# [EXTRACTED INFORMATION]
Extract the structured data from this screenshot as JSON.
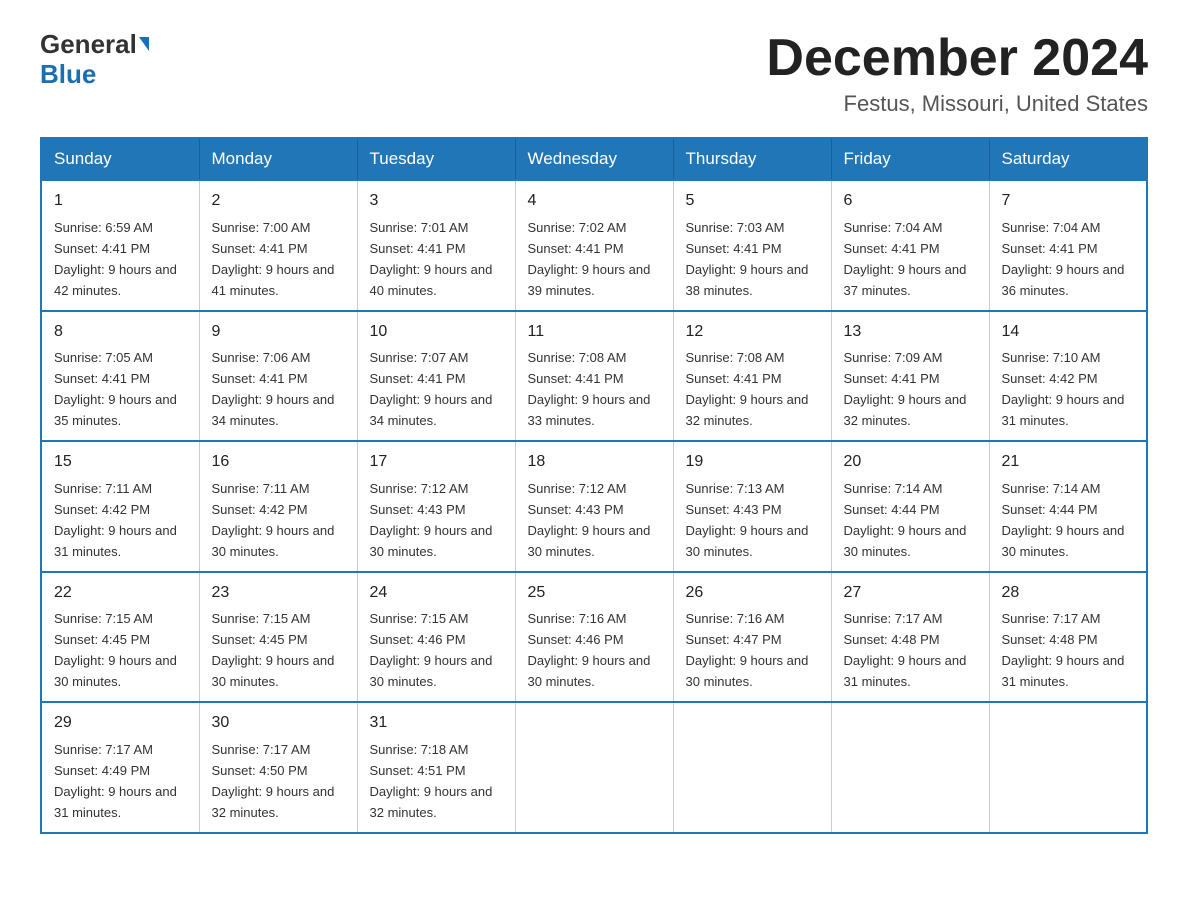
{
  "header": {
    "logo_general": "General",
    "logo_blue": "Blue",
    "month_title": "December 2024",
    "location": "Festus, Missouri, United States"
  },
  "days_of_week": [
    "Sunday",
    "Monday",
    "Tuesday",
    "Wednesday",
    "Thursday",
    "Friday",
    "Saturday"
  ],
  "weeks": [
    [
      {
        "day": "1",
        "sunrise": "6:59 AM",
        "sunset": "4:41 PM",
        "daylight": "9 hours and 42 minutes."
      },
      {
        "day": "2",
        "sunrise": "7:00 AM",
        "sunset": "4:41 PM",
        "daylight": "9 hours and 41 minutes."
      },
      {
        "day": "3",
        "sunrise": "7:01 AM",
        "sunset": "4:41 PM",
        "daylight": "9 hours and 40 minutes."
      },
      {
        "day": "4",
        "sunrise": "7:02 AM",
        "sunset": "4:41 PM",
        "daylight": "9 hours and 39 minutes."
      },
      {
        "day": "5",
        "sunrise": "7:03 AM",
        "sunset": "4:41 PM",
        "daylight": "9 hours and 38 minutes."
      },
      {
        "day": "6",
        "sunrise": "7:04 AM",
        "sunset": "4:41 PM",
        "daylight": "9 hours and 37 minutes."
      },
      {
        "day": "7",
        "sunrise": "7:04 AM",
        "sunset": "4:41 PM",
        "daylight": "9 hours and 36 minutes."
      }
    ],
    [
      {
        "day": "8",
        "sunrise": "7:05 AM",
        "sunset": "4:41 PM",
        "daylight": "9 hours and 35 minutes."
      },
      {
        "day": "9",
        "sunrise": "7:06 AM",
        "sunset": "4:41 PM",
        "daylight": "9 hours and 34 minutes."
      },
      {
        "day": "10",
        "sunrise": "7:07 AM",
        "sunset": "4:41 PM",
        "daylight": "9 hours and 34 minutes."
      },
      {
        "day": "11",
        "sunrise": "7:08 AM",
        "sunset": "4:41 PM",
        "daylight": "9 hours and 33 minutes."
      },
      {
        "day": "12",
        "sunrise": "7:08 AM",
        "sunset": "4:41 PM",
        "daylight": "9 hours and 32 minutes."
      },
      {
        "day": "13",
        "sunrise": "7:09 AM",
        "sunset": "4:41 PM",
        "daylight": "9 hours and 32 minutes."
      },
      {
        "day": "14",
        "sunrise": "7:10 AM",
        "sunset": "4:42 PM",
        "daylight": "9 hours and 31 minutes."
      }
    ],
    [
      {
        "day": "15",
        "sunrise": "7:11 AM",
        "sunset": "4:42 PM",
        "daylight": "9 hours and 31 minutes."
      },
      {
        "day": "16",
        "sunrise": "7:11 AM",
        "sunset": "4:42 PM",
        "daylight": "9 hours and 30 minutes."
      },
      {
        "day": "17",
        "sunrise": "7:12 AM",
        "sunset": "4:43 PM",
        "daylight": "9 hours and 30 minutes."
      },
      {
        "day": "18",
        "sunrise": "7:12 AM",
        "sunset": "4:43 PM",
        "daylight": "9 hours and 30 minutes."
      },
      {
        "day": "19",
        "sunrise": "7:13 AM",
        "sunset": "4:43 PM",
        "daylight": "9 hours and 30 minutes."
      },
      {
        "day": "20",
        "sunrise": "7:14 AM",
        "sunset": "4:44 PM",
        "daylight": "9 hours and 30 minutes."
      },
      {
        "day": "21",
        "sunrise": "7:14 AM",
        "sunset": "4:44 PM",
        "daylight": "9 hours and 30 minutes."
      }
    ],
    [
      {
        "day": "22",
        "sunrise": "7:15 AM",
        "sunset": "4:45 PM",
        "daylight": "9 hours and 30 minutes."
      },
      {
        "day": "23",
        "sunrise": "7:15 AM",
        "sunset": "4:45 PM",
        "daylight": "9 hours and 30 minutes."
      },
      {
        "day": "24",
        "sunrise": "7:15 AM",
        "sunset": "4:46 PM",
        "daylight": "9 hours and 30 minutes."
      },
      {
        "day": "25",
        "sunrise": "7:16 AM",
        "sunset": "4:46 PM",
        "daylight": "9 hours and 30 minutes."
      },
      {
        "day": "26",
        "sunrise": "7:16 AM",
        "sunset": "4:47 PM",
        "daylight": "9 hours and 30 minutes."
      },
      {
        "day": "27",
        "sunrise": "7:17 AM",
        "sunset": "4:48 PM",
        "daylight": "9 hours and 31 minutes."
      },
      {
        "day": "28",
        "sunrise": "7:17 AM",
        "sunset": "4:48 PM",
        "daylight": "9 hours and 31 minutes."
      }
    ],
    [
      {
        "day": "29",
        "sunrise": "7:17 AM",
        "sunset": "4:49 PM",
        "daylight": "9 hours and 31 minutes."
      },
      {
        "day": "30",
        "sunrise": "7:17 AM",
        "sunset": "4:50 PM",
        "daylight": "9 hours and 32 minutes."
      },
      {
        "day": "31",
        "sunrise": "7:18 AM",
        "sunset": "4:51 PM",
        "daylight": "9 hours and 32 minutes."
      },
      null,
      null,
      null,
      null
    ]
  ]
}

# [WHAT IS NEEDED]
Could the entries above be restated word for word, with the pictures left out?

# [EXERCISE RESPONSE]
Extract the structured data from this screenshot as JSON.
{
  "header": {
    "logo_general": "General",
    "logo_blue": "Blue",
    "month_title": "December 2024",
    "location": "Festus, Missouri, United States"
  },
  "days_of_week": [
    "Sunday",
    "Monday",
    "Tuesday",
    "Wednesday",
    "Thursday",
    "Friday",
    "Saturday"
  ],
  "weeks": [
    [
      {
        "day": "1",
        "sunrise": "6:59 AM",
        "sunset": "4:41 PM",
        "daylight": "9 hours and 42 minutes."
      },
      {
        "day": "2",
        "sunrise": "7:00 AM",
        "sunset": "4:41 PM",
        "daylight": "9 hours and 41 minutes."
      },
      {
        "day": "3",
        "sunrise": "7:01 AM",
        "sunset": "4:41 PM",
        "daylight": "9 hours and 40 minutes."
      },
      {
        "day": "4",
        "sunrise": "7:02 AM",
        "sunset": "4:41 PM",
        "daylight": "9 hours and 39 minutes."
      },
      {
        "day": "5",
        "sunrise": "7:03 AM",
        "sunset": "4:41 PM",
        "daylight": "9 hours and 38 minutes."
      },
      {
        "day": "6",
        "sunrise": "7:04 AM",
        "sunset": "4:41 PM",
        "daylight": "9 hours and 37 minutes."
      },
      {
        "day": "7",
        "sunrise": "7:04 AM",
        "sunset": "4:41 PM",
        "daylight": "9 hours and 36 minutes."
      }
    ],
    [
      {
        "day": "8",
        "sunrise": "7:05 AM",
        "sunset": "4:41 PM",
        "daylight": "9 hours and 35 minutes."
      },
      {
        "day": "9",
        "sunrise": "7:06 AM",
        "sunset": "4:41 PM",
        "daylight": "9 hours and 34 minutes."
      },
      {
        "day": "10",
        "sunrise": "7:07 AM",
        "sunset": "4:41 PM",
        "daylight": "9 hours and 34 minutes."
      },
      {
        "day": "11",
        "sunrise": "7:08 AM",
        "sunset": "4:41 PM",
        "daylight": "9 hours and 33 minutes."
      },
      {
        "day": "12",
        "sunrise": "7:08 AM",
        "sunset": "4:41 PM",
        "daylight": "9 hours and 32 minutes."
      },
      {
        "day": "13",
        "sunrise": "7:09 AM",
        "sunset": "4:41 PM",
        "daylight": "9 hours and 32 minutes."
      },
      {
        "day": "14",
        "sunrise": "7:10 AM",
        "sunset": "4:42 PM",
        "daylight": "9 hours and 31 minutes."
      }
    ],
    [
      {
        "day": "15",
        "sunrise": "7:11 AM",
        "sunset": "4:42 PM",
        "daylight": "9 hours and 31 minutes."
      },
      {
        "day": "16",
        "sunrise": "7:11 AM",
        "sunset": "4:42 PM",
        "daylight": "9 hours and 30 minutes."
      },
      {
        "day": "17",
        "sunrise": "7:12 AM",
        "sunset": "4:43 PM",
        "daylight": "9 hours and 30 minutes."
      },
      {
        "day": "18",
        "sunrise": "7:12 AM",
        "sunset": "4:43 PM",
        "daylight": "9 hours and 30 minutes."
      },
      {
        "day": "19",
        "sunrise": "7:13 AM",
        "sunset": "4:43 PM",
        "daylight": "9 hours and 30 minutes."
      },
      {
        "day": "20",
        "sunrise": "7:14 AM",
        "sunset": "4:44 PM",
        "daylight": "9 hours and 30 minutes."
      },
      {
        "day": "21",
        "sunrise": "7:14 AM",
        "sunset": "4:44 PM",
        "daylight": "9 hours and 30 minutes."
      }
    ],
    [
      {
        "day": "22",
        "sunrise": "7:15 AM",
        "sunset": "4:45 PM",
        "daylight": "9 hours and 30 minutes."
      },
      {
        "day": "23",
        "sunrise": "7:15 AM",
        "sunset": "4:45 PM",
        "daylight": "9 hours and 30 minutes."
      },
      {
        "day": "24",
        "sunrise": "7:15 AM",
        "sunset": "4:46 PM",
        "daylight": "9 hours and 30 minutes."
      },
      {
        "day": "25",
        "sunrise": "7:16 AM",
        "sunset": "4:46 PM",
        "daylight": "9 hours and 30 minutes."
      },
      {
        "day": "26",
        "sunrise": "7:16 AM",
        "sunset": "4:47 PM",
        "daylight": "9 hours and 30 minutes."
      },
      {
        "day": "27",
        "sunrise": "7:17 AM",
        "sunset": "4:48 PM",
        "daylight": "9 hours and 31 minutes."
      },
      {
        "day": "28",
        "sunrise": "7:17 AM",
        "sunset": "4:48 PM",
        "daylight": "9 hours and 31 minutes."
      }
    ],
    [
      {
        "day": "29",
        "sunrise": "7:17 AM",
        "sunset": "4:49 PM",
        "daylight": "9 hours and 31 minutes."
      },
      {
        "day": "30",
        "sunrise": "7:17 AM",
        "sunset": "4:50 PM",
        "daylight": "9 hours and 32 minutes."
      },
      {
        "day": "31",
        "sunrise": "7:18 AM",
        "sunset": "4:51 PM",
        "daylight": "9 hours and 32 minutes."
      },
      null,
      null,
      null,
      null
    ]
  ]
}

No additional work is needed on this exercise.